EXERCISE AIM. The required output is all lines below that contain the word "what".

DATASET EXTRACT.
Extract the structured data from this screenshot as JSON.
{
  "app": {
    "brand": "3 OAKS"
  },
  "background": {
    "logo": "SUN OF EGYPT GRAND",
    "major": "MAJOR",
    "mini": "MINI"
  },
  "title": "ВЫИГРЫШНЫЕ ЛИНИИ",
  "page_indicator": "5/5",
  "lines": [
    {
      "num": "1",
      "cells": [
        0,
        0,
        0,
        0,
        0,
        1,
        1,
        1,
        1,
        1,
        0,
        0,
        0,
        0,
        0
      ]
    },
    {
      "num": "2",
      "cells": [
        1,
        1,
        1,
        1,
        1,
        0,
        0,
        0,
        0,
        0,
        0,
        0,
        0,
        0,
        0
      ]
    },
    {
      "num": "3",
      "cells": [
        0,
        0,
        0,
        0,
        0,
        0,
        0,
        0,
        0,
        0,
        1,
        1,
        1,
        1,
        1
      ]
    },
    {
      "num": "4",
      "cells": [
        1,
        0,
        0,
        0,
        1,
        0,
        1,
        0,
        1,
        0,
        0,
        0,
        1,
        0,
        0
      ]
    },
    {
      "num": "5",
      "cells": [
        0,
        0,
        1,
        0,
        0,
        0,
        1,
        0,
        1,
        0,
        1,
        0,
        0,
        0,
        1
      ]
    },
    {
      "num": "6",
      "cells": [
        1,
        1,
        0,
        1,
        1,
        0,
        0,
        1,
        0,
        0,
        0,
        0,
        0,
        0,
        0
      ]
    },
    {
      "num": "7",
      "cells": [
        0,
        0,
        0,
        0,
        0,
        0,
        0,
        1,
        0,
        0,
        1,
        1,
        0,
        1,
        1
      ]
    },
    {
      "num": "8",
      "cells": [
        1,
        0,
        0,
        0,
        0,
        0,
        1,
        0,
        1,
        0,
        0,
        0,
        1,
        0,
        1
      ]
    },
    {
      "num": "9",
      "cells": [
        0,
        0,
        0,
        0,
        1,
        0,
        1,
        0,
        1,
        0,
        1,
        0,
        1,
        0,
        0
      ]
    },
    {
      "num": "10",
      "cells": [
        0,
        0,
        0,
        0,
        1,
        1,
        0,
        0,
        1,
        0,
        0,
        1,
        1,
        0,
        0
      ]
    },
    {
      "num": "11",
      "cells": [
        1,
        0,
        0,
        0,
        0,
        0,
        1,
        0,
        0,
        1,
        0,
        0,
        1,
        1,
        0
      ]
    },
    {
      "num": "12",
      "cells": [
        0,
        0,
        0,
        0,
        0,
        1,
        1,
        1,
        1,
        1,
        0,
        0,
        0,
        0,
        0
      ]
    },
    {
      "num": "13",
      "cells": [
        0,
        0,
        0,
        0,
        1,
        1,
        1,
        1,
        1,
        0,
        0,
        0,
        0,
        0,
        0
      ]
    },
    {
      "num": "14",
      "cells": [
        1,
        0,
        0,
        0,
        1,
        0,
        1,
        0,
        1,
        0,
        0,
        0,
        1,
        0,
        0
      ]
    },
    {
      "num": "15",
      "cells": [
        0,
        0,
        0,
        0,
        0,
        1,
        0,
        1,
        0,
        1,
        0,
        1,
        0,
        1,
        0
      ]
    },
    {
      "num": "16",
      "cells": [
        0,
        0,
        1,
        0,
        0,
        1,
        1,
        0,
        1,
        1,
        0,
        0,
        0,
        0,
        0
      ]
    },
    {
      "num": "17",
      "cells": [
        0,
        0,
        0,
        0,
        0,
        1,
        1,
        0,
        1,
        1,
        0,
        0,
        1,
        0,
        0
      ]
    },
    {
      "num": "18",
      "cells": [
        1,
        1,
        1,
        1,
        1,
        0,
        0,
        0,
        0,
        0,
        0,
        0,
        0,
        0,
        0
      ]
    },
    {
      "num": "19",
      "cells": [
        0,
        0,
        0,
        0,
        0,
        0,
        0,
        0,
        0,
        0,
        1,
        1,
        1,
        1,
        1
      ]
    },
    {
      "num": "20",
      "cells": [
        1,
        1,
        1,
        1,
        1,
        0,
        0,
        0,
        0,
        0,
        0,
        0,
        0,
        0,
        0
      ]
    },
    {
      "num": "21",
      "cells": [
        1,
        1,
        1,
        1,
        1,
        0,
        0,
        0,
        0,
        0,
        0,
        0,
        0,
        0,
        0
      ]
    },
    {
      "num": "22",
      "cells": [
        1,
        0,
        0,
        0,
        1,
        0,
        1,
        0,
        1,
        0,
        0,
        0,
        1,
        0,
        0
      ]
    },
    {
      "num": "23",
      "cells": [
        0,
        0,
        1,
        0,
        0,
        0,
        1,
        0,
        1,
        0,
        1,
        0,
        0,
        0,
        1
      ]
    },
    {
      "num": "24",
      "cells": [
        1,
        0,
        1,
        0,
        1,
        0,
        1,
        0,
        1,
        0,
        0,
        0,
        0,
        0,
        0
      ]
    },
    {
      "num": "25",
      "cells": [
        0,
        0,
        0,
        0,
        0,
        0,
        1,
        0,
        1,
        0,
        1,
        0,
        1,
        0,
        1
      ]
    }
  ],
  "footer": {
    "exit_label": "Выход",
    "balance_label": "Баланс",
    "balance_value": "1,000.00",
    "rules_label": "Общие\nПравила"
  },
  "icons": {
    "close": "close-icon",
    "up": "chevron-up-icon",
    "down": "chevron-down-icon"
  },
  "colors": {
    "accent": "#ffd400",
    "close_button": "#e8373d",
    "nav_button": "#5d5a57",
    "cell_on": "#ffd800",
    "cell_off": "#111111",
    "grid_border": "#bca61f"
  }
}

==

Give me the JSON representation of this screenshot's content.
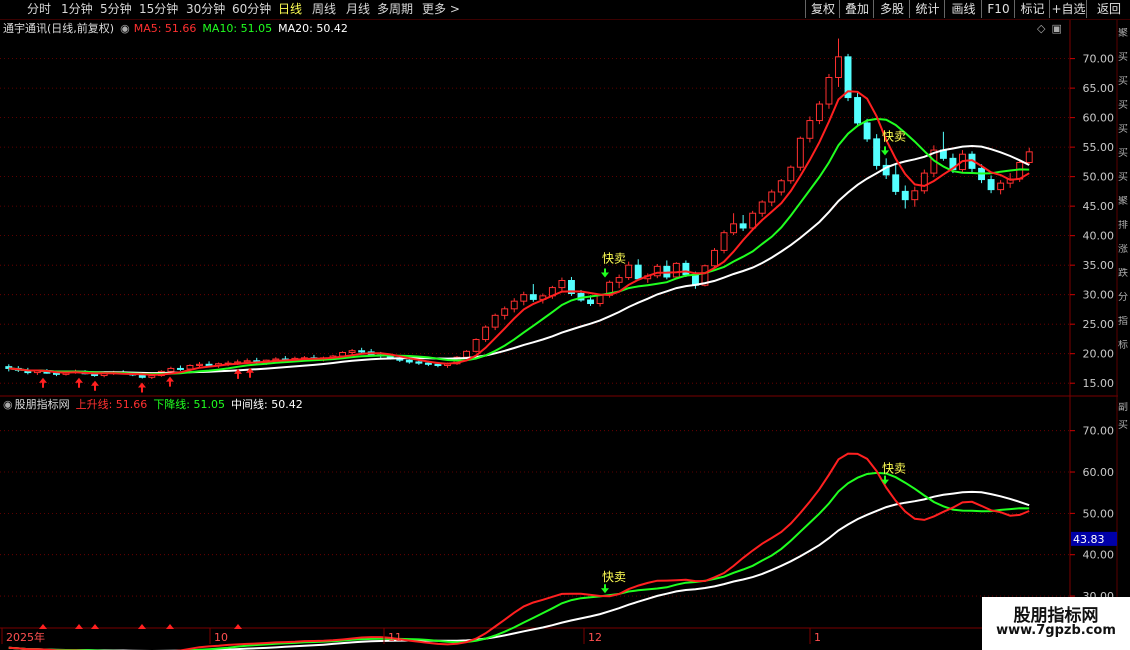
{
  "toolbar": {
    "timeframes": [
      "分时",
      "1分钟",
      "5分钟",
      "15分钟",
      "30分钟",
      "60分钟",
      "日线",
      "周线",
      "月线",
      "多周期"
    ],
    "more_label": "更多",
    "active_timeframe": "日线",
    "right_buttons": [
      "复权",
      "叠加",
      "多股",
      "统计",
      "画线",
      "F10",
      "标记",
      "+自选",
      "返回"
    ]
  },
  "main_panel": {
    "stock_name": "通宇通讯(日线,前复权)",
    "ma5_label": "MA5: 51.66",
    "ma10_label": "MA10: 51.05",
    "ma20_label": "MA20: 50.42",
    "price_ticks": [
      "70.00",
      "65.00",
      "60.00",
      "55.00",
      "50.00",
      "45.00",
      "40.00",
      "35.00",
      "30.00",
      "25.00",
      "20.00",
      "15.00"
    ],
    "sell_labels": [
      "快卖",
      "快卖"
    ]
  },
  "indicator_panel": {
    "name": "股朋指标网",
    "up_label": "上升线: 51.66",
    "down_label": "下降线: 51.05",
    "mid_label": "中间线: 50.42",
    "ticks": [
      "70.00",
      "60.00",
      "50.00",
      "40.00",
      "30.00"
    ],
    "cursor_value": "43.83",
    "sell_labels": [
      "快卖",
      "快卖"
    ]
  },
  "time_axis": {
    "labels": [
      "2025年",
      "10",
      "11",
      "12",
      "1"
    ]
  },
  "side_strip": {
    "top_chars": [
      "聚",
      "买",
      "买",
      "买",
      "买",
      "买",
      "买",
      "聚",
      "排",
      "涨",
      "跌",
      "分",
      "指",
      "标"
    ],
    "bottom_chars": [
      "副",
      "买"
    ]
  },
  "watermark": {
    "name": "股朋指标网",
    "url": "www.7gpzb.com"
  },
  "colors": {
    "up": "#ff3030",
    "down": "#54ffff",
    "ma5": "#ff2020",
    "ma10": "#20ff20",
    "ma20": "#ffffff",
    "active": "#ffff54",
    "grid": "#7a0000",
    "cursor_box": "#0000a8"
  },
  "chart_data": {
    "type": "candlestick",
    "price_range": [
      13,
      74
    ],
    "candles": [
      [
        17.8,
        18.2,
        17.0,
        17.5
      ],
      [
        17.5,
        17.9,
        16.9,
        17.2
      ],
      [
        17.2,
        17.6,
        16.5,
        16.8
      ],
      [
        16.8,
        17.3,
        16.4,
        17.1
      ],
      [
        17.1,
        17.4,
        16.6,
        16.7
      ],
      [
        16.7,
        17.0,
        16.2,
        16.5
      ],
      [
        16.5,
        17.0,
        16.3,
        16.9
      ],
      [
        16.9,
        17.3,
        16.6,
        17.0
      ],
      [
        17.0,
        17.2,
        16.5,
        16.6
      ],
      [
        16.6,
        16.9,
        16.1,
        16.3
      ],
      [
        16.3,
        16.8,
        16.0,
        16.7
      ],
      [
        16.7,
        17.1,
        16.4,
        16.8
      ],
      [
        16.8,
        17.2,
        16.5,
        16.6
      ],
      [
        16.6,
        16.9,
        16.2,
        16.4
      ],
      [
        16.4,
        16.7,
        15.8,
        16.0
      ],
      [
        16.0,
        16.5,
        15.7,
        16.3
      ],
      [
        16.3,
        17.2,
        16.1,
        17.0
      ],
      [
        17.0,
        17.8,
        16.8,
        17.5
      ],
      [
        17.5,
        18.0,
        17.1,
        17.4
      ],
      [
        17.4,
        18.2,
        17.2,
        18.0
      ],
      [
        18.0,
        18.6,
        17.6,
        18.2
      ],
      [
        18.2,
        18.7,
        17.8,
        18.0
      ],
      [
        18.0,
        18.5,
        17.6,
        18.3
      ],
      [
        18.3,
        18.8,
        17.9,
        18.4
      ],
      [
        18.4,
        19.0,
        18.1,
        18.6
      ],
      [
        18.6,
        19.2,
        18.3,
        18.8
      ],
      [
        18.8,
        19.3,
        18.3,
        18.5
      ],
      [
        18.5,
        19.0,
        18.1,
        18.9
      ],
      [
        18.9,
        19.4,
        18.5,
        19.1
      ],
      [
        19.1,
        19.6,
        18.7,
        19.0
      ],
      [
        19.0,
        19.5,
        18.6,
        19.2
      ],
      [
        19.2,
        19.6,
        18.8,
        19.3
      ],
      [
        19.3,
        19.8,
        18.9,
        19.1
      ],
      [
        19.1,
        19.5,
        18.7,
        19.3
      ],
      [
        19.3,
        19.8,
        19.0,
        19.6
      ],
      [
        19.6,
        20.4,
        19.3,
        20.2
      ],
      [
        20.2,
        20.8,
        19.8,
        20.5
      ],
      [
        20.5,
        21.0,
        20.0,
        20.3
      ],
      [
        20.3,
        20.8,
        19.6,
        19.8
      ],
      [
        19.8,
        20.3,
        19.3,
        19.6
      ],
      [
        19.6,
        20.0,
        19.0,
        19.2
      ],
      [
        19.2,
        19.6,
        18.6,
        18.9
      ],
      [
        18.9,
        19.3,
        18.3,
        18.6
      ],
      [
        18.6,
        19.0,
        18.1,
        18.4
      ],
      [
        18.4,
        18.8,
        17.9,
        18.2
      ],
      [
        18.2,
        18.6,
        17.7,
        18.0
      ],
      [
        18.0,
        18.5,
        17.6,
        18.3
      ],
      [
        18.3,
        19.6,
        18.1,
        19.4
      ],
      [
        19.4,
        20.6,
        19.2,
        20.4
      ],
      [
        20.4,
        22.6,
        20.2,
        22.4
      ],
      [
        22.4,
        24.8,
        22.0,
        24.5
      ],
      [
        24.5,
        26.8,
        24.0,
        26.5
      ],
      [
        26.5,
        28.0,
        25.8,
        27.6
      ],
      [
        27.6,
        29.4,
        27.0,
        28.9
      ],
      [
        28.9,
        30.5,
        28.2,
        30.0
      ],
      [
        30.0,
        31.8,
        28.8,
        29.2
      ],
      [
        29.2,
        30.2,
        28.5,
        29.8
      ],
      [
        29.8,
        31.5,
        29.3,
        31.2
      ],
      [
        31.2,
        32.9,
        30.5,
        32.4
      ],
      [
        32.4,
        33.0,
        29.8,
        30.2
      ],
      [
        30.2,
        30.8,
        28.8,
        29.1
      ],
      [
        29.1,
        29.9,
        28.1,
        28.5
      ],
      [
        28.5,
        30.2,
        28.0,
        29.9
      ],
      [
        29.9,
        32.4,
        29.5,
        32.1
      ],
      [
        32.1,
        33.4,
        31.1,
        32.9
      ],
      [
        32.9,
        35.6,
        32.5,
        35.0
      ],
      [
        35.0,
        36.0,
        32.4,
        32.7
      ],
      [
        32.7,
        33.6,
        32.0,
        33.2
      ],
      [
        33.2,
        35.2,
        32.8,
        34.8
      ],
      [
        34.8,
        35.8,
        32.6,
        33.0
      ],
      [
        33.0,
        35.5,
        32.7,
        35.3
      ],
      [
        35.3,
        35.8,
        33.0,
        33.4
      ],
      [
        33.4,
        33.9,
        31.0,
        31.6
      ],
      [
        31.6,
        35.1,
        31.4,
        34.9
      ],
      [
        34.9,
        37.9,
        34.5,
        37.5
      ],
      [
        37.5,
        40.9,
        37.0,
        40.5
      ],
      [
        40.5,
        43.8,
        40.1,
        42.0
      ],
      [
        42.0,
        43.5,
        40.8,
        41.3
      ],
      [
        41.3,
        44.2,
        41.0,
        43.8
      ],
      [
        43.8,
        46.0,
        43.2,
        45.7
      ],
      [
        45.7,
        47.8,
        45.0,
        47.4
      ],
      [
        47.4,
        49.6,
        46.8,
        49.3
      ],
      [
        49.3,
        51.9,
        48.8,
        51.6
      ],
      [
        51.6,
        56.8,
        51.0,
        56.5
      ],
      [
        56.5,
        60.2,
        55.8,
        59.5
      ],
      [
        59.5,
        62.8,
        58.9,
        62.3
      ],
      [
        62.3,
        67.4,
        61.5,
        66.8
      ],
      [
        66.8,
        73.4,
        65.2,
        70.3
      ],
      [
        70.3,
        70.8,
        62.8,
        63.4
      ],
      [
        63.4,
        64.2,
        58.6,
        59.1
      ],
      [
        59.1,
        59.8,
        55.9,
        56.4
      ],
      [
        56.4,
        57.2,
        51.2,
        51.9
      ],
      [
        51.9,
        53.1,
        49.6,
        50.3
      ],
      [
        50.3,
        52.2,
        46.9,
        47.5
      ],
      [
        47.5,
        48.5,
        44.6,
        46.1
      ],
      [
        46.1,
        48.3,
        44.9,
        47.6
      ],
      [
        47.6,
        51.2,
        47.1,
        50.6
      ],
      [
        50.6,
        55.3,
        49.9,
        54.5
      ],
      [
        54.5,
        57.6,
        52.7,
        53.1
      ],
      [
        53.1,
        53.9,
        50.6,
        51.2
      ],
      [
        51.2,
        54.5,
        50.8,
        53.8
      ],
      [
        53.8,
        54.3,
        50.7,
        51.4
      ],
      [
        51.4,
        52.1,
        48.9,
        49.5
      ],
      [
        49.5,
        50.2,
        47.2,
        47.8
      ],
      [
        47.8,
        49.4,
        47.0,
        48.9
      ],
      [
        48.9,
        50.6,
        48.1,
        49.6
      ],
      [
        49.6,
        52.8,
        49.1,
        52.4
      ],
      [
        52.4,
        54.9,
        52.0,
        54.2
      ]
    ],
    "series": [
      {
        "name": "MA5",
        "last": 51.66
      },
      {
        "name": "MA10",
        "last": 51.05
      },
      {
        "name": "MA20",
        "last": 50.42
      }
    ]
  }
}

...

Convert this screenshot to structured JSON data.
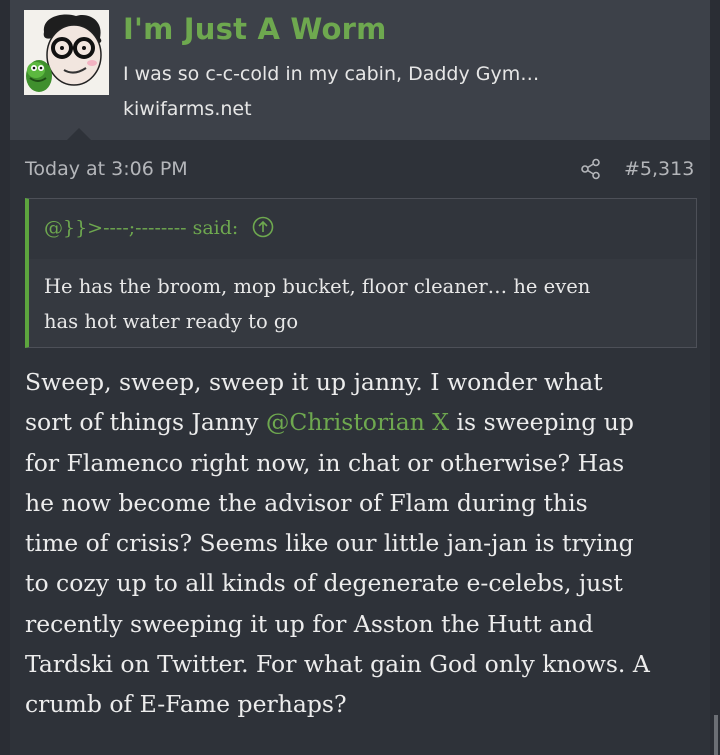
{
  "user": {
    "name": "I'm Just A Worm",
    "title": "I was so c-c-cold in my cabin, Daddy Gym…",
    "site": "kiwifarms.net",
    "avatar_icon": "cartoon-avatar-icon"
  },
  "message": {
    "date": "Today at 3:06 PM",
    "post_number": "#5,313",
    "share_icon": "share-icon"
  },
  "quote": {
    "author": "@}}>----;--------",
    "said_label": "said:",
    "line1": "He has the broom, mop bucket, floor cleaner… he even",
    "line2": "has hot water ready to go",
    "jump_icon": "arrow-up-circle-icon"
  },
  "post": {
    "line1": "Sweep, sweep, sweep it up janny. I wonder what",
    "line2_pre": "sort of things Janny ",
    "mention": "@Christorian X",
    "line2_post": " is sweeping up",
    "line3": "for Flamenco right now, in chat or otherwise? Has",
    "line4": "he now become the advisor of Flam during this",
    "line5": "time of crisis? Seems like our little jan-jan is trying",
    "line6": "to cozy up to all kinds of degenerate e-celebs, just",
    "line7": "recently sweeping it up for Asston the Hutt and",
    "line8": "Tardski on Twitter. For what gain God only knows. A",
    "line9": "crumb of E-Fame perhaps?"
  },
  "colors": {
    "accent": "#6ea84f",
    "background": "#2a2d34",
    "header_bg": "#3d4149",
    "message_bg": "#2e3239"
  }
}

TASK RESPONSE.
    "line1": "Sweep, sweep, sweep it up janny. I wonder what",
    "line8": "Tardski on Twitter. For what gain God only knows. A",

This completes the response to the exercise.